Task details
What is needed here is every line of the records that includes "your".
╭──
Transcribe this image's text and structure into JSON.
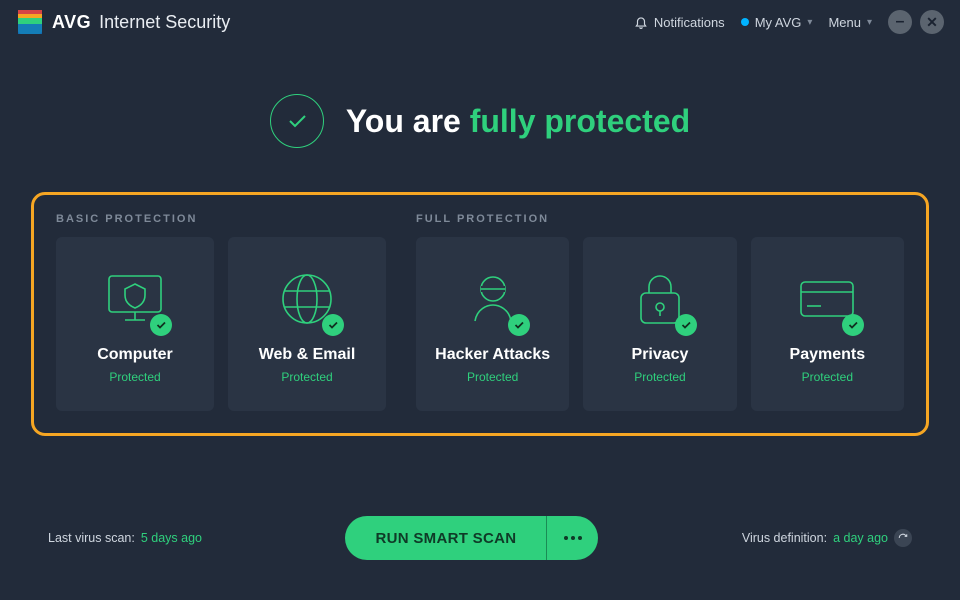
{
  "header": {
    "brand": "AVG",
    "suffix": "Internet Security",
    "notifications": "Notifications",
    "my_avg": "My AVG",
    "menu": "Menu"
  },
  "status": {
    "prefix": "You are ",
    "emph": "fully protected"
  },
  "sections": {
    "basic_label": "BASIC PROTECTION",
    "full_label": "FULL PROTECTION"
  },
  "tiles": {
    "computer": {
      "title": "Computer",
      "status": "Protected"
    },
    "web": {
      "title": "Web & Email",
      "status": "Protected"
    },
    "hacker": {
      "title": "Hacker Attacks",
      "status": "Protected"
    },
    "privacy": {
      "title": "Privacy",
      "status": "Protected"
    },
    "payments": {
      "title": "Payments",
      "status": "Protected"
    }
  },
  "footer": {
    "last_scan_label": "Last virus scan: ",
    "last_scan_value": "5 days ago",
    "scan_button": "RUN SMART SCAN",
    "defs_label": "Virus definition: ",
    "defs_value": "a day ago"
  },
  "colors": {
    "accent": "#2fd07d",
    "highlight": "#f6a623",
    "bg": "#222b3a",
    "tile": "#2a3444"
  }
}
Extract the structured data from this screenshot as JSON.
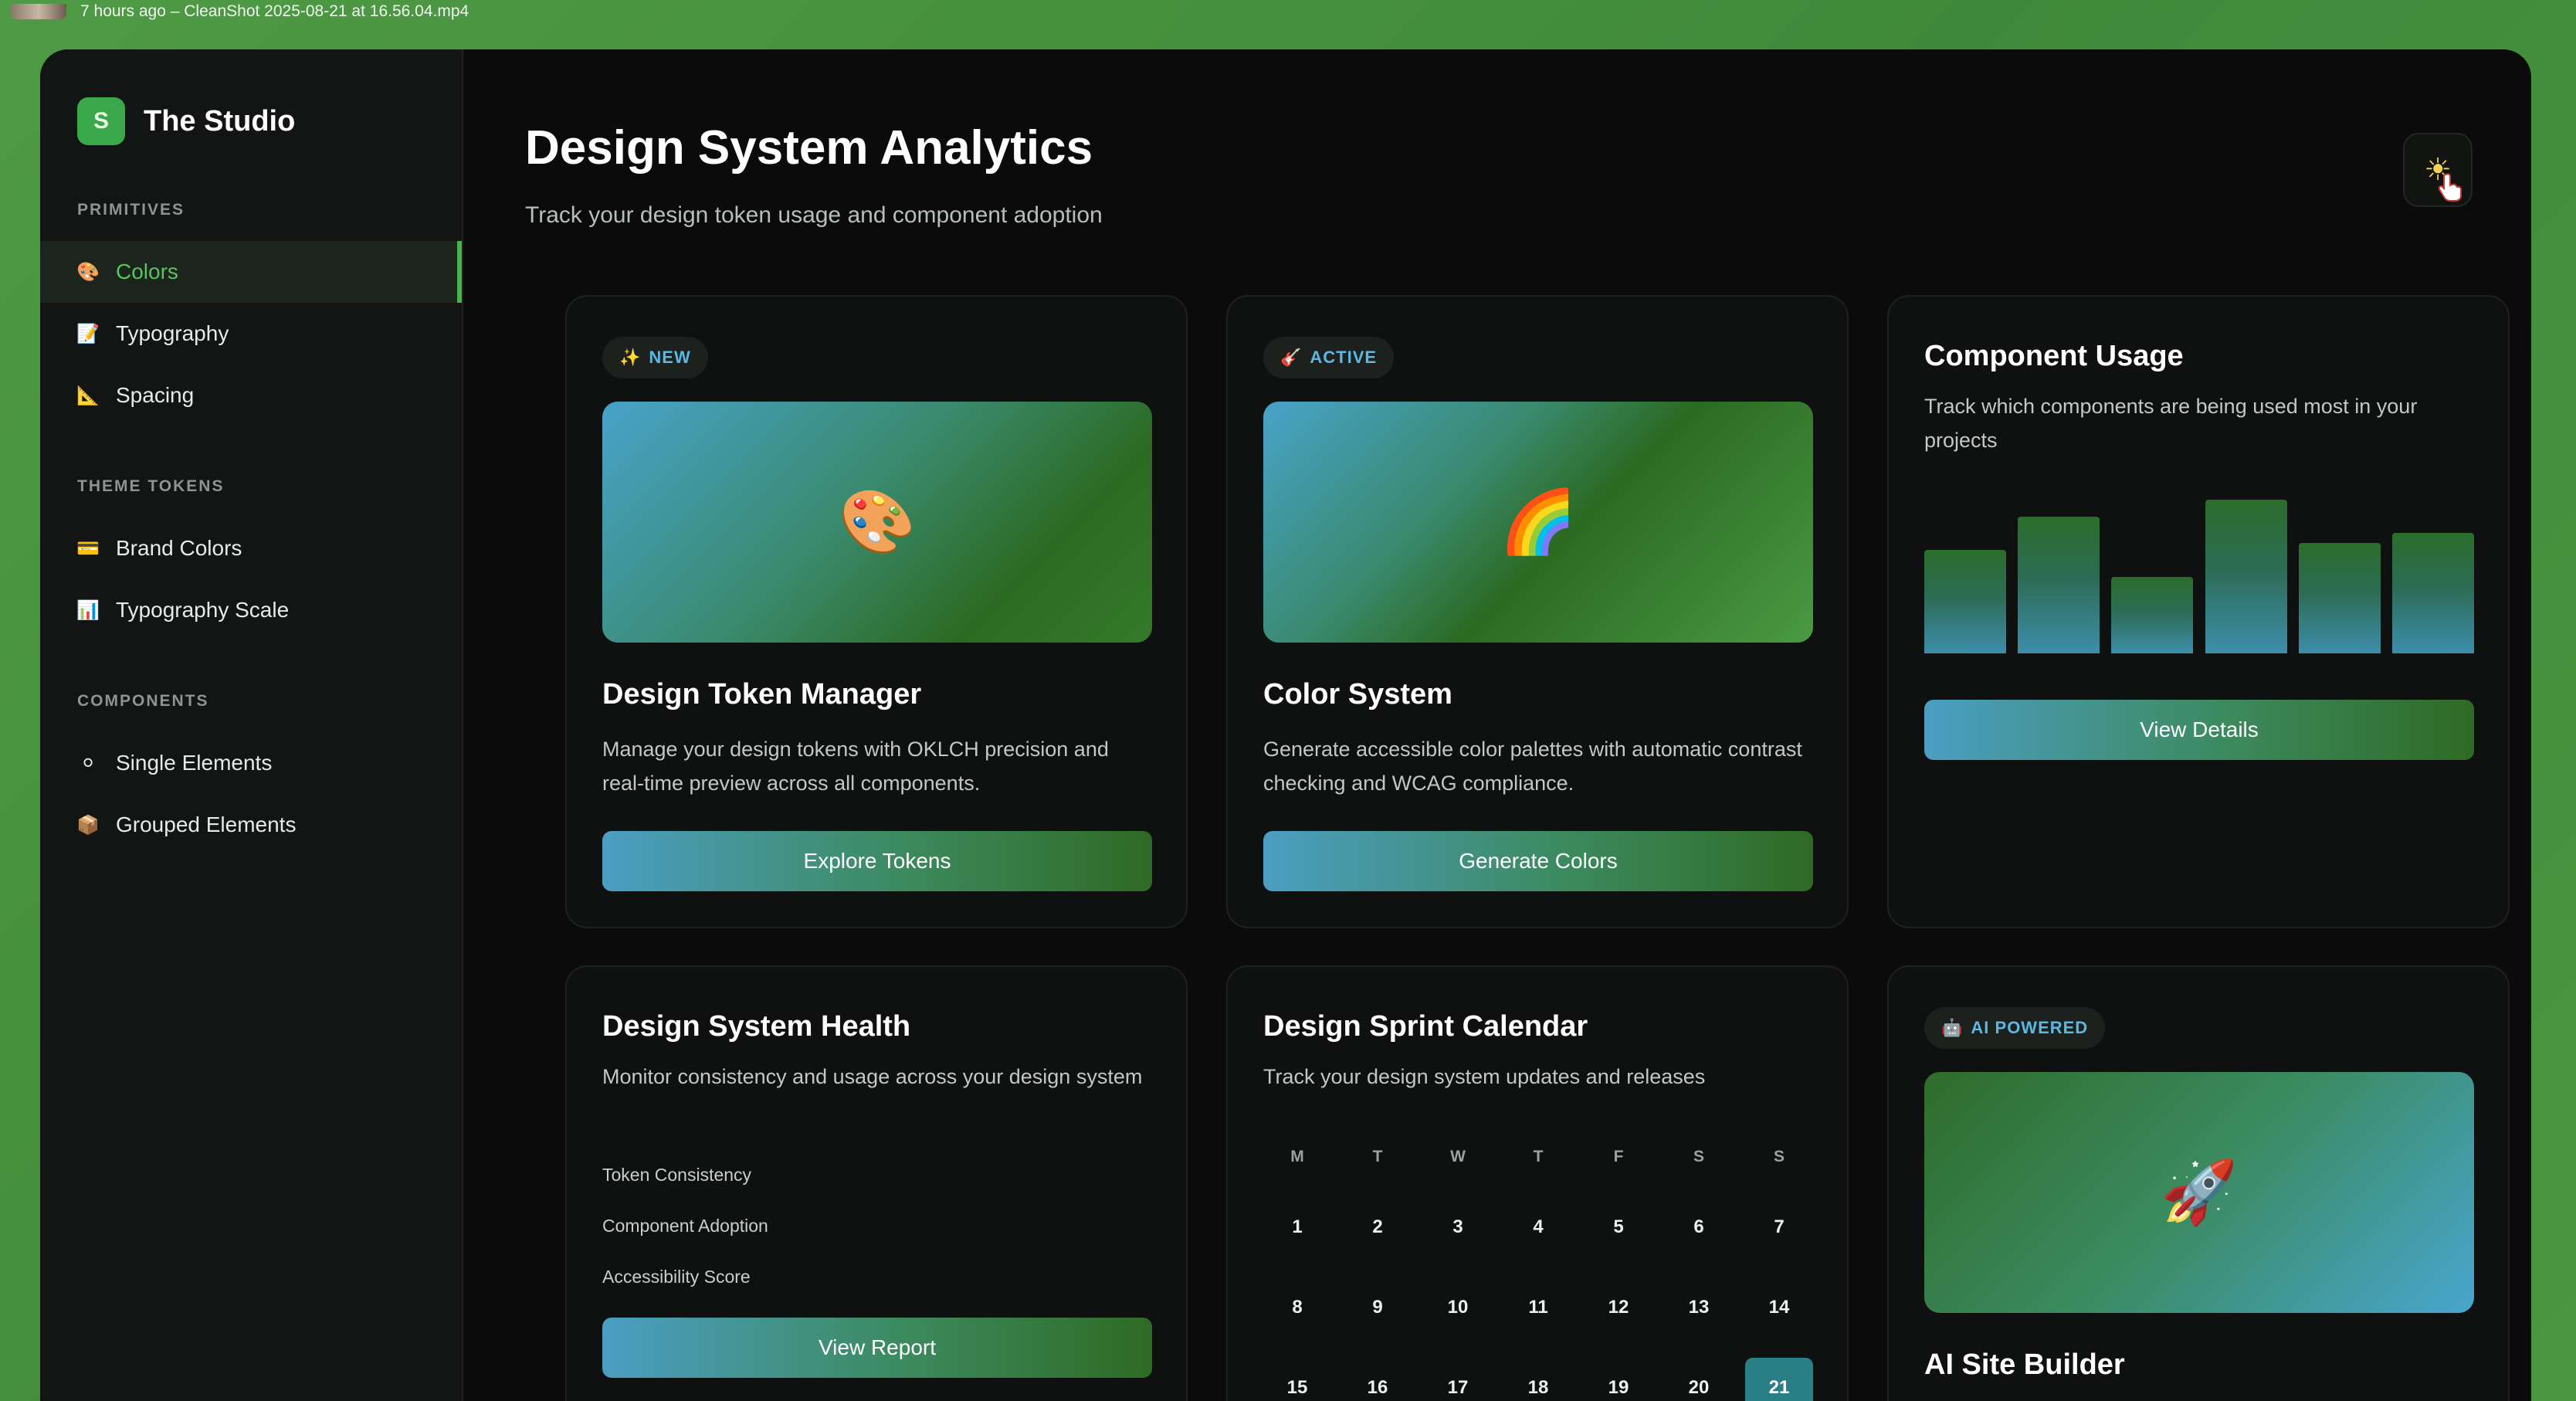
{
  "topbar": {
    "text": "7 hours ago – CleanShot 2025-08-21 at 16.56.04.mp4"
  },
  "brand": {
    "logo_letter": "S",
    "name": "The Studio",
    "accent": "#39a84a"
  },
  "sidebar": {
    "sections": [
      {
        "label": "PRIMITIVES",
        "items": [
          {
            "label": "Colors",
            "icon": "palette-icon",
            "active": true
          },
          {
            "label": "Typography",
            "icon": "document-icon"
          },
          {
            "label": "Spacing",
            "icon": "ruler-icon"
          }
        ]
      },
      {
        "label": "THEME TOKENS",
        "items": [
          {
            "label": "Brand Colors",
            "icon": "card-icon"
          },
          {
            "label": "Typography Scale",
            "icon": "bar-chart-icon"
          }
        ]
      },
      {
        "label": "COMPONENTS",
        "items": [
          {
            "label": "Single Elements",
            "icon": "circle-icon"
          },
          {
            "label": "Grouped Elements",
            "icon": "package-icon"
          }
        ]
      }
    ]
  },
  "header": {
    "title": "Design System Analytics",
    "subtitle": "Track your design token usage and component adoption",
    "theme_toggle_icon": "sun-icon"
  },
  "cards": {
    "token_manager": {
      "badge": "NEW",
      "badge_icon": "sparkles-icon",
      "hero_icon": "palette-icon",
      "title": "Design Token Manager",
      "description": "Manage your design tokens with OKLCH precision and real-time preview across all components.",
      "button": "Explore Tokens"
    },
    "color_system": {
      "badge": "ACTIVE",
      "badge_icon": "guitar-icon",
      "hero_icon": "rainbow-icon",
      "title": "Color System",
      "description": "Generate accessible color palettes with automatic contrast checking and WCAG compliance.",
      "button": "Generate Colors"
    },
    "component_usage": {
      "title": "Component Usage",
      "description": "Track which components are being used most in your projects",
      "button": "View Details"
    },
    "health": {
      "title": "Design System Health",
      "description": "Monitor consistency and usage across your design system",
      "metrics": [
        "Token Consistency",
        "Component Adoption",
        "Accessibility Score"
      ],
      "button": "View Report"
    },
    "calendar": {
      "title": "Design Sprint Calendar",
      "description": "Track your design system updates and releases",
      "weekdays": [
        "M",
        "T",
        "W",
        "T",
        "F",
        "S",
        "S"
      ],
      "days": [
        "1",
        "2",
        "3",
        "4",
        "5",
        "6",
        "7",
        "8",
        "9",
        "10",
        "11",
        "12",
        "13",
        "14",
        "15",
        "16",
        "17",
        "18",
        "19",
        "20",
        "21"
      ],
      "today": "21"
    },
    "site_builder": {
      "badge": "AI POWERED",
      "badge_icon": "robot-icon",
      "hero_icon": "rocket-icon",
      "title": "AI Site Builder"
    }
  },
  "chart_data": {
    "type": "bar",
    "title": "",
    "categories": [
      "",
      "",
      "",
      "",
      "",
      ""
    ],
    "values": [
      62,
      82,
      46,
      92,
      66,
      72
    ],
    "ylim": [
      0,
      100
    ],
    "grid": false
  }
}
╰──
Output of the exercise
    "subtitle": "Track your design token usage and component adoption",
      "description": "Manage your design tokens with OKLCH precision and real-time preview across all components.",
      "description": "Track which components are being used most in your projects",
      "description": "Monitor consistency and usage across your design system",
      "description": "Track your design system updates and releases",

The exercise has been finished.